- Tracking versions of VFX assets, including rendering and review
- Reviewing and exporting Premiere sequences without opening Premiere
- Conforming Premiere projects for FCP XML or AAF export and import and keeping track of conformed/rendered files
- Re-conforming XML or AAF import for Premiere
- Outputting any project from any of the suite apps
- Archiving and backup options for projects
- Managing meta-assets like templates, grades, presets, user preferences and other
- Possibly a few other important things that I forgot to include
All of this – of course – with the possibility of working with many users, many separate workstations, and in both stand-alone and integrated version.
In the end, I’d love to have the functionality or integration with Shotgun or any other “big iron” project management system. Right now it is partly being done with the use of Panel API that Adobe has added in CS6 to Premiere, but it’s just a single application patch, which works only in certain kinds of workflow. Granted, it’s a step ahead – and I hope that fully-featured scripting is the next big step in proper direction – but it’s still not enough.
Am I asking for too much? A lot of the necessary bricks seem already in place. I hope that you can see how such an application would contribute towards even greater usability of the Production Premium suite, especially in the more collaborative environment. Even though it seems like another patch on top of the patchwork, it would be more like a gate to the outside world, and a useful internal interchange manager, rather than half-hearted attempts to fix problems on the level of a single application that leave some of us wanting.

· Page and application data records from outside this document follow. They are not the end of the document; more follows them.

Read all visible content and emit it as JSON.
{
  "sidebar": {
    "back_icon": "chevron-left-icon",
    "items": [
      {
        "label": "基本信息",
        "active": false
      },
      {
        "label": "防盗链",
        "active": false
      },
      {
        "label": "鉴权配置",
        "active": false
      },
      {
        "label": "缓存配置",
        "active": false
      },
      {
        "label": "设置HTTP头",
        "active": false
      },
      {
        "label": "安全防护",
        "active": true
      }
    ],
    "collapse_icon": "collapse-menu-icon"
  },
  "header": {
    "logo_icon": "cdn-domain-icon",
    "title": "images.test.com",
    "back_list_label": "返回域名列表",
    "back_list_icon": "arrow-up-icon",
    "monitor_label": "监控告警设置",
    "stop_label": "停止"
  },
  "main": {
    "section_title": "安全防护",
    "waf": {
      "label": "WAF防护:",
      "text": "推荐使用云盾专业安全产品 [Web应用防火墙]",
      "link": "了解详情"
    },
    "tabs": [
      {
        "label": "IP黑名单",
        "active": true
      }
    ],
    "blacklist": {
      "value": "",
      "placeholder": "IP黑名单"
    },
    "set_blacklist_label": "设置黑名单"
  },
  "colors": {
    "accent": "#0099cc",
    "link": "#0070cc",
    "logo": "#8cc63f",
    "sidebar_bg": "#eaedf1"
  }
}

Is it feasible to give more structure to the patchwork of Adobe Production Premium? Can Adobe Engineers do it by theselves, or should they acquire a technology that is already somewhat mature like CatDV? Who knows. However, perhaps passing these ideas to Wes Plate or other brilliant guys on Adobe team would make them excited enough about such development project, that they would be interested in following it, and that the management would consider such a project worthwhile. Think big, Adobe! Audaces fortuna iuvat!